When I was in the National Guard, I was in a ROC unit. ROC means Rear Operations Center, and it was the rear command post for the XVIII Airborne Corps. What that means is that while the regular army guys ran the battle in the main command post, our job was to make sure that all of the supplies and replacements got up to the battle. Our secondary mission was to take over the battle if the main command post was taken out.
Every year we had to take part in a War Fighter exercise. War Fighters are exercises that help to train officers and senior sergeants how to run the headquarters. Most captains have to take a staff position to get their ticket punched and prove that they are worthy for promotion to major. Sergeants have to move to staff positions since most units don’t need a lot of master sergeants or sergeant majors.
The common thread here is that this is where they got trained for the staff jobs they had to do instead of leading soldiers in combat.

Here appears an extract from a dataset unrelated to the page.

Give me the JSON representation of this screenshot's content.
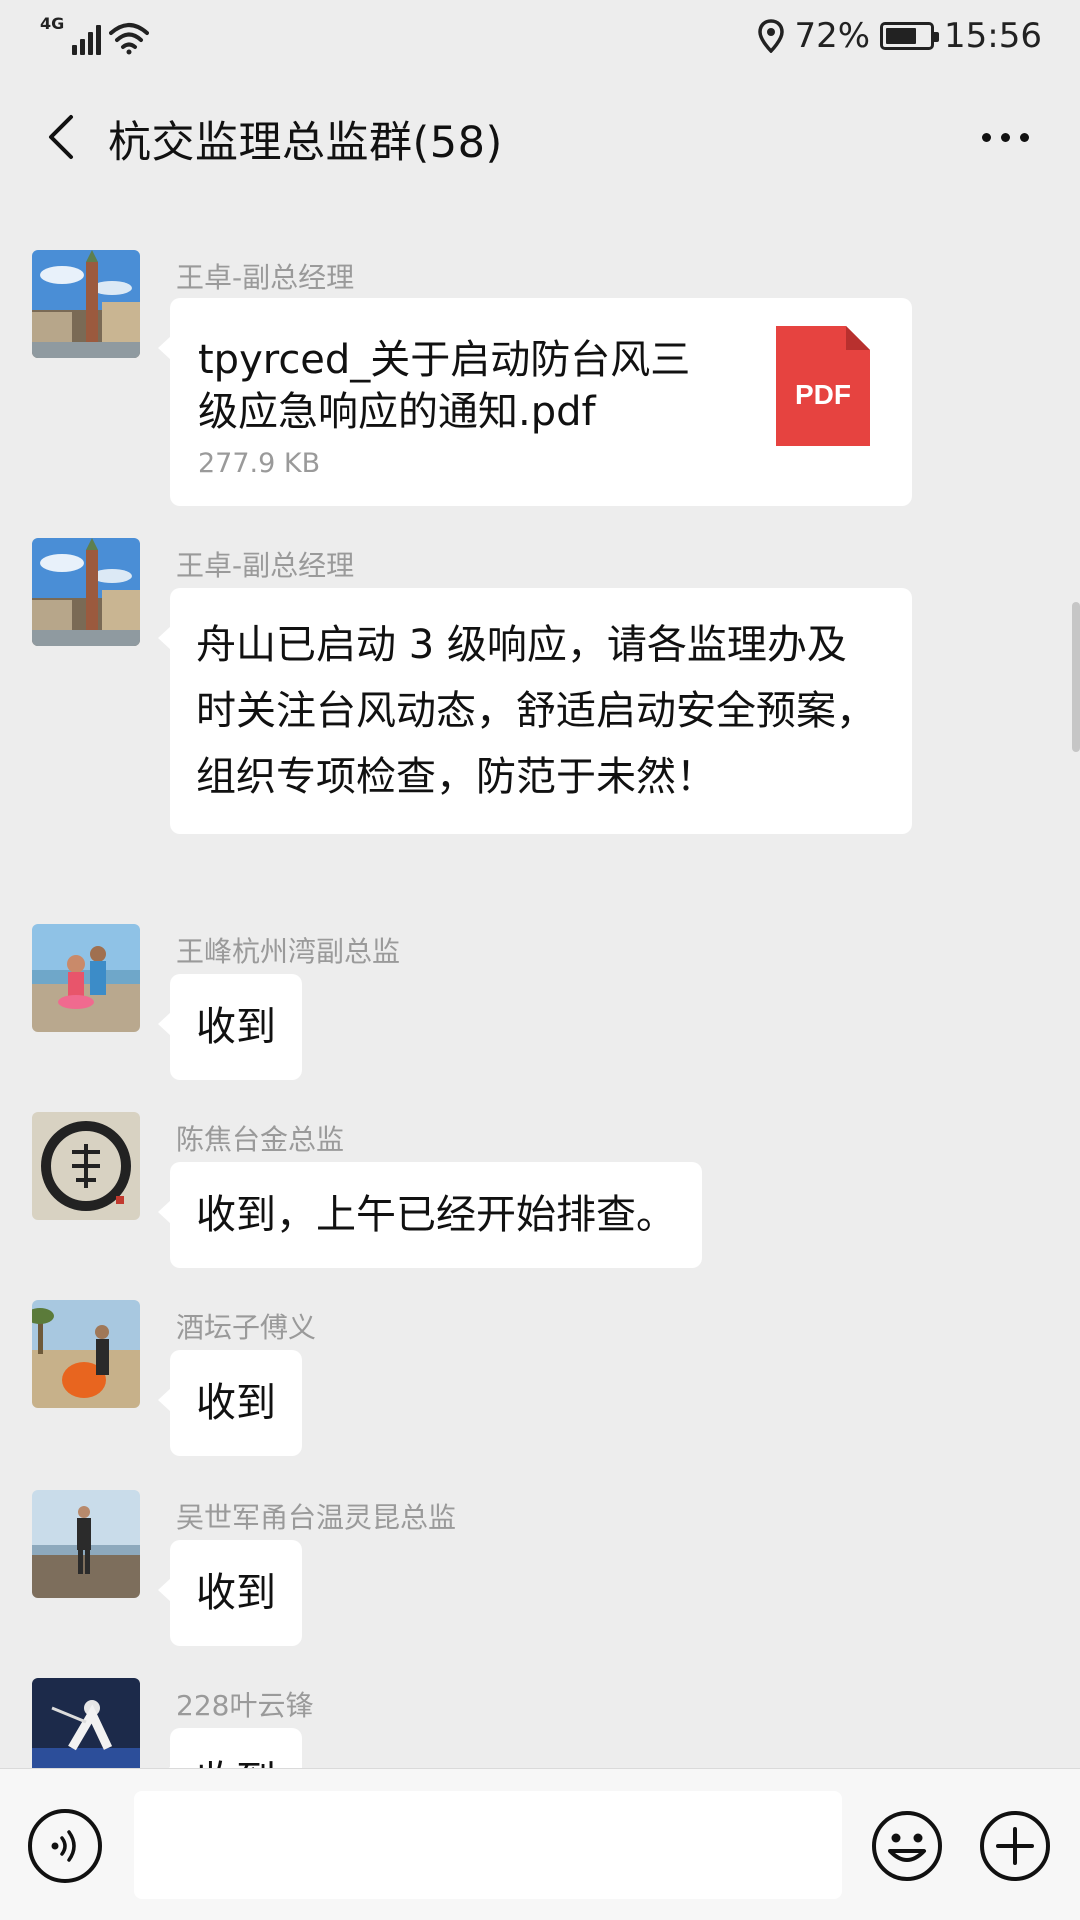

By 2000 the War Fighter exercises were old hat to us guard guys as we had been doing them for almost ten years. Unlike the regular army, our units had little turn over and the same gang had done these exercises for so long that we could do them very well and, upon completion of the exercise, would make the joke, “The exercise is over, now it’s medals for everyone.” We would get our Achievement and Commendation medals, plus certificates suitable for framing. My major would scarf up his Meritorious Service Medal oak leaf for subsequent award.
One night – I was always on night shift, heh – I received a message on the Outlook email account for our G-2 (Intel) section. It was titled the “Top Ten Reasons You Are a Jedi Redneck.” The last five were already filled in. I was bored.

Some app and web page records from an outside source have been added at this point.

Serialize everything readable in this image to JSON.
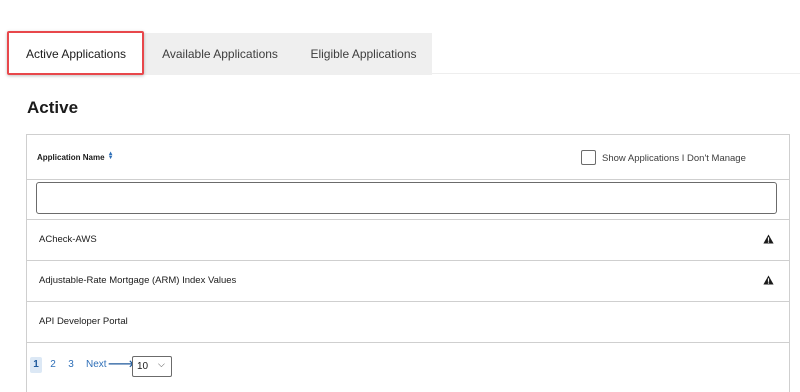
{
  "tabs": [
    {
      "label": "Active Applications",
      "active": true
    },
    {
      "label": "Available Applications",
      "active": false
    },
    {
      "label": "Eligible Applications",
      "active": false
    }
  ],
  "section": {
    "title": "Active"
  },
  "table": {
    "column_name": "Application Name",
    "show_unmanaged_label": "Show Applications I Don't Manage",
    "show_unmanaged_checked": false,
    "filter_value": "",
    "rows": [
      {
        "name": "ACheck-AWS",
        "warning": true,
        "icon": "warning-icon"
      },
      {
        "name": "Adjustable-Rate Mortgage (ARM) Index Values",
        "warning": true,
        "icon": "warning-icon"
      },
      {
        "name": "API Developer Portal",
        "warning": false
      }
    ]
  },
  "pagination": {
    "pages": [
      "1",
      "2",
      "3"
    ],
    "current_page": "1",
    "next_label": "Next",
    "page_size": "10"
  },
  "colors": {
    "highlight": "#e8474b",
    "link": "#2e6fb8",
    "tab_strip": "#efefef"
  }
}
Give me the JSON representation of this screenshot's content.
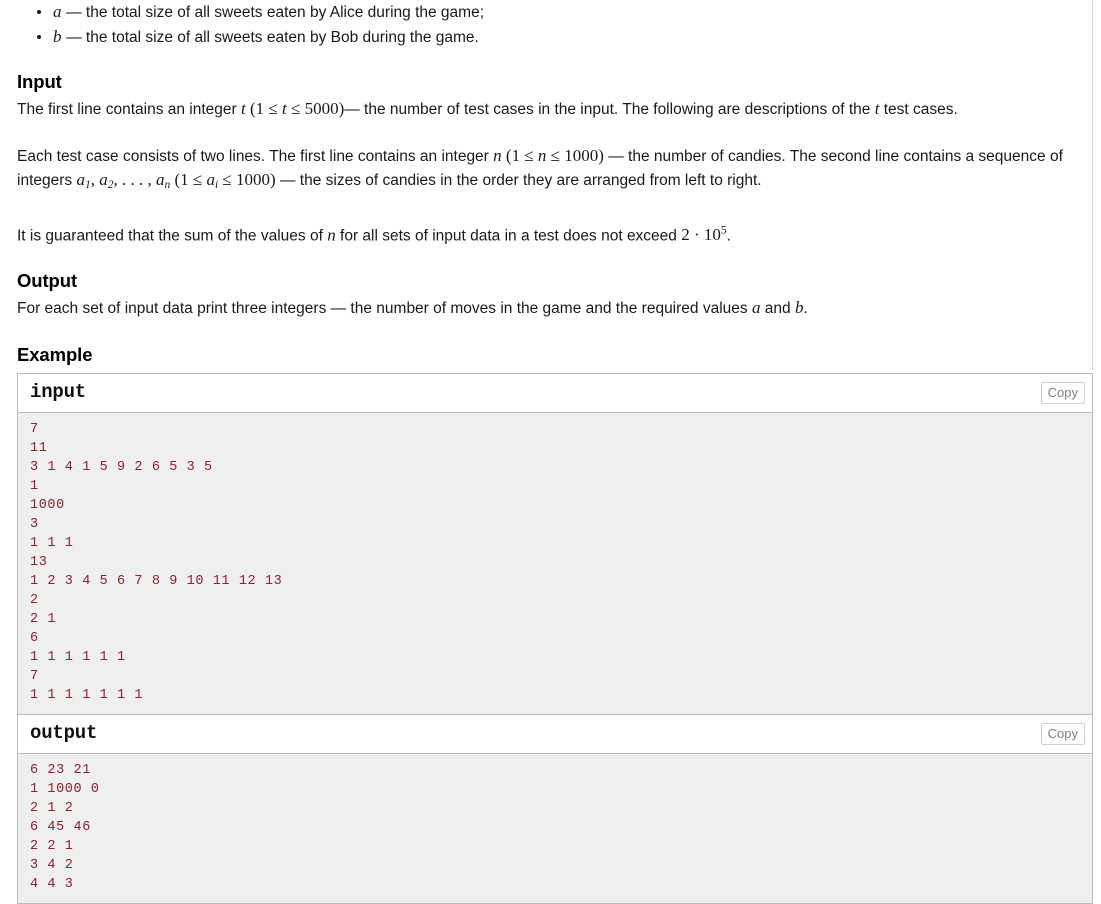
{
  "problem": {
    "bullets": [
      {
        "symbol": "a",
        "text": "— the total size of all sweets eaten by Alice during the game;"
      },
      {
        "symbol": "b",
        "text": "— the total size of all sweets eaten by Bob during the game."
      }
    ],
    "input_section": {
      "heading": "Input",
      "paragraph1_before": "The first line contains an integer",
      "paragraph1_math": "t (1 ≤ t ≤ 5000)",
      "paragraph1_after": "— the number of test cases in the input. The following are descriptions of the",
      "paragraph1_math2": "t",
      "paragraph1_end": "test cases.",
      "paragraph2_before": "Each test case consists of two lines. The first line contains an integer",
      "paragraph2_math": "n (1 ≤ n ≤ 1000)",
      "paragraph2_mid": "— the number of candies. The second line contains a sequence of integers",
      "paragraph2_math2": "a1, a2, . . . , an (1 ≤ ai ≤ 1000)",
      "paragraph2_after": "— the sizes of candies in the order they are arranged from left to right.",
      "paragraph3_before": "It is guaranteed that the sum of the values of",
      "paragraph3_math": "n",
      "paragraph3_mid": "for all sets of input data in a test does not exceed",
      "paragraph3_math2": "2 · 10^5",
      "paragraph3_end": "."
    },
    "output_section": {
      "heading": "Output",
      "paragraph_before": "For each set of input data print three integers — the number of moves in the game and the required values",
      "math_a": "a",
      "conjunction": "and",
      "math_b": "b",
      "period": "."
    },
    "example_section": {
      "heading": "Example",
      "input_label": "input",
      "output_label": "output",
      "copy_label": "Copy",
      "input_data": "7\n11\n3 1 4 1 5 9 2 6 5 3 5\n1\n1000\n3\n1 1 1\n13\n1 2 3 4 5 6 7 8 9 10 11 12 13\n2\n2 1\n6\n1 1 1 1 1 1\n7\n1 1 1 1 1 1 1",
      "output_data": "6 23 21\n1 1000 0\n2 1 2\n6 45 46\n2 2 1\n3 4 2\n4 4 3"
    }
  },
  "colors": {
    "data_text": "#8d2130",
    "data_background": "#efefef",
    "panel_border": "#bdbdbd",
    "copy_text": "#808080"
  }
}
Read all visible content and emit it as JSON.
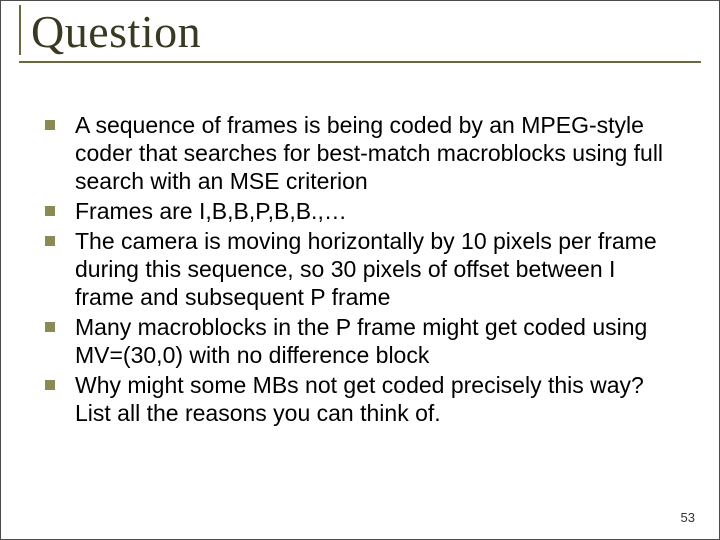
{
  "title": "Question",
  "bullets": [
    "A sequence of frames is being coded by an MPEG-style coder that searches for best-match macroblocks using full search with an MSE criterion",
    "Frames are I,B,B,P,B,B.,…",
    "The camera is moving horizontally by 10 pixels per frame during this sequence, so 30 pixels of offset between I frame and subsequent P frame",
    "Many macroblocks in the P frame might get coded using MV=(30,0) with no difference block",
    "Why might some MBs not get coded precisely this way?  List all the reasons you can think of."
  ],
  "page_number": "53"
}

I don’t know if this had ever been done before or if there was a list somewhere, but I thought about it for a few minutes. I quickly filled in the top five reasons, number one was “You sleep with Princess Leia because she IS your sister,” and clicked on “Reply to All.”
On the first day of the exercise I had had a five second course on using Outlook and did not realize that I had received a “global” email, that someone had sent it out to everyone in the address book. I was later told that it was almost everyone in the entire army, but I don’t know if that’s true or just added for drama.

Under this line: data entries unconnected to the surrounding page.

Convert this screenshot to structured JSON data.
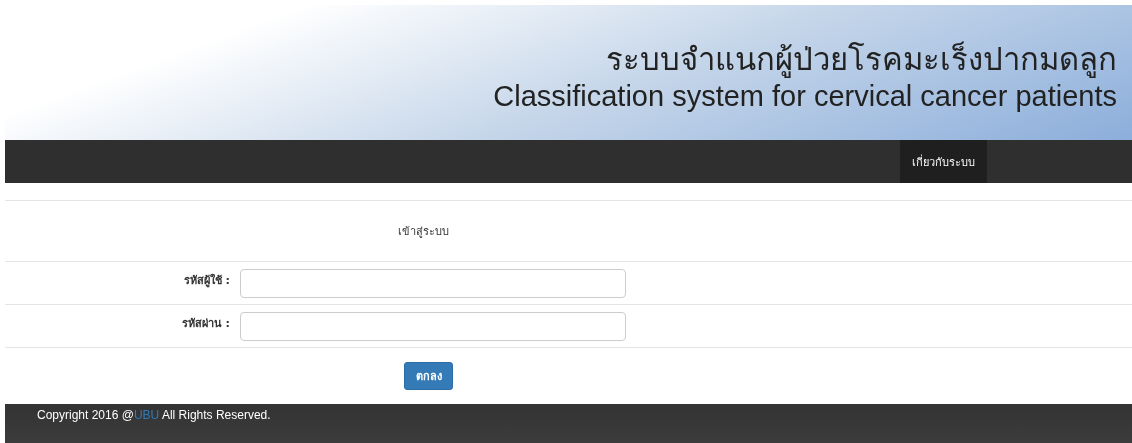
{
  "header": {
    "title_thai": "ระบบจำแนกผู้ป่วยโรคมะเร็งปากมดลูก",
    "title_english": "Classification system for cervical cancer patients"
  },
  "nav": {
    "items": [
      {
        "label": "เกี่ยวกับระบบ",
        "selected": true
      }
    ]
  },
  "login": {
    "heading": "เข้าสู่ระบบ",
    "fields": [
      {
        "label": "รหัสผู้ใช้ :"
      },
      {
        "label": "รหัสผ่าน :"
      }
    ],
    "submit": "ตกลง"
  },
  "footer": {
    "before": "Copyright 2016 @",
    "link": "UBU",
    "after": " All Rights Reserved."
  }
}
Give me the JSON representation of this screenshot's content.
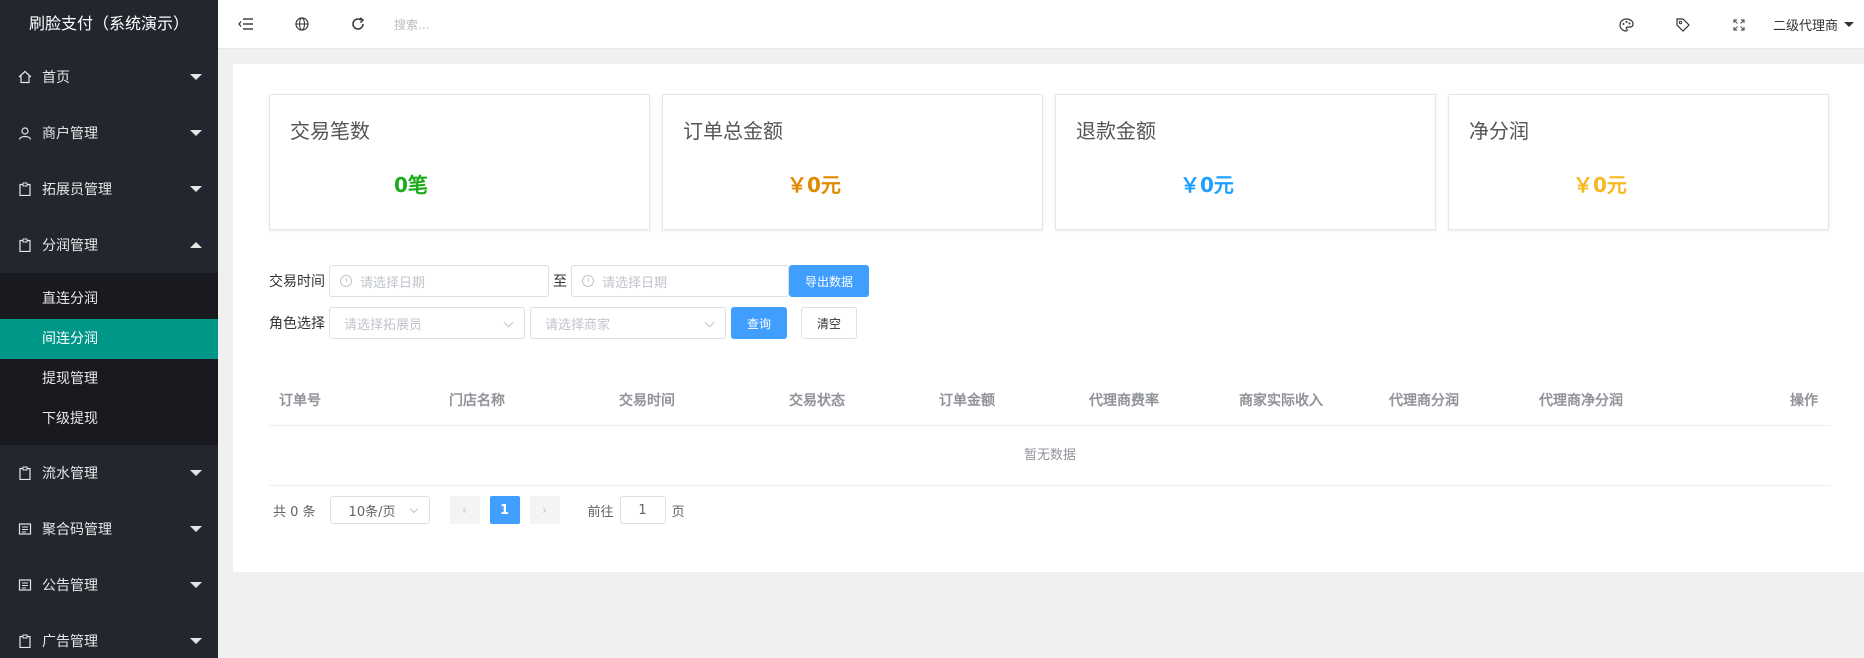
{
  "app": {
    "title": "刷脸支付（系统演示）"
  },
  "sidebar": {
    "items": [
      {
        "label": "首页",
        "icon": "home-icon",
        "expanded": false
      },
      {
        "label": "商户管理",
        "icon": "user-icon",
        "expanded": false
      },
      {
        "label": "拓展员管理",
        "icon": "clipboard-icon",
        "expanded": false
      },
      {
        "label": "分润管理",
        "icon": "clipboard-icon",
        "expanded": true,
        "children": [
          {
            "label": "直连分润",
            "active": false
          },
          {
            "label": "间连分润",
            "active": true
          },
          {
            "label": "提现管理",
            "active": false
          },
          {
            "label": "下级提现",
            "active": false
          }
        ]
      },
      {
        "label": "流水管理",
        "icon": "clipboard-icon",
        "expanded": false
      },
      {
        "label": "聚合码管理",
        "icon": "list-icon",
        "expanded": false
      },
      {
        "label": "公告管理",
        "icon": "list-icon",
        "expanded": false
      },
      {
        "label": "广告管理",
        "icon": "clipboard-icon",
        "expanded": false
      }
    ]
  },
  "topbar": {
    "search_placeholder": "搜索...",
    "user_name": "二级代理商"
  },
  "stats": [
    {
      "title": "交易笔数",
      "value": "0笔",
      "color": "#1aaa1a"
    },
    {
      "title": "订单总金额",
      "value": "￥0元",
      "color": "#e08a00"
    },
    {
      "title": "退款金额",
      "value": "￥0元",
      "color": "#1e9fff"
    },
    {
      "title": "净分润",
      "value": "￥0元",
      "color": "#f7b824"
    }
  ],
  "filters": {
    "time_label": "交易时间",
    "date_placeholder": "请选择日期",
    "to_label": "至",
    "export_label": "导出数据",
    "role_label": "角色选择",
    "expander_placeholder": "请选择拓展员",
    "merchant_placeholder": "请选择商家",
    "query_label": "查询",
    "clear_label": "清空"
  },
  "table": {
    "columns": [
      "订单号",
      "门店名称",
      "交易时间",
      "交易状态",
      "订单金额",
      "代理商费率",
      "商家实际收入",
      "代理商分润",
      "代理商净分润",
      "操作"
    ],
    "empty_text": "暂无数据"
  },
  "pagination": {
    "total_text": "共 0 条",
    "page_size": "10条/页",
    "current_page": "1",
    "goto_label": "前往",
    "goto_value": "1",
    "page_unit": "页"
  }
}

I was so intent on filling out the top five reasons I was oblivious to the uproar going on around me. The brass were upset that someone had sent this out as a global email. And I had just replied to “All.”
I got some very funny and interesting replies, mostly from colonels and a few generals. Over all, they thought it was funny and most of them said that they were going to print it out and post in their office, etc.
In the morning, before I was relieved from my shift, I got to meet with my major. Privately. I am not allowed to “Reply to All” on any email ever again. Ever.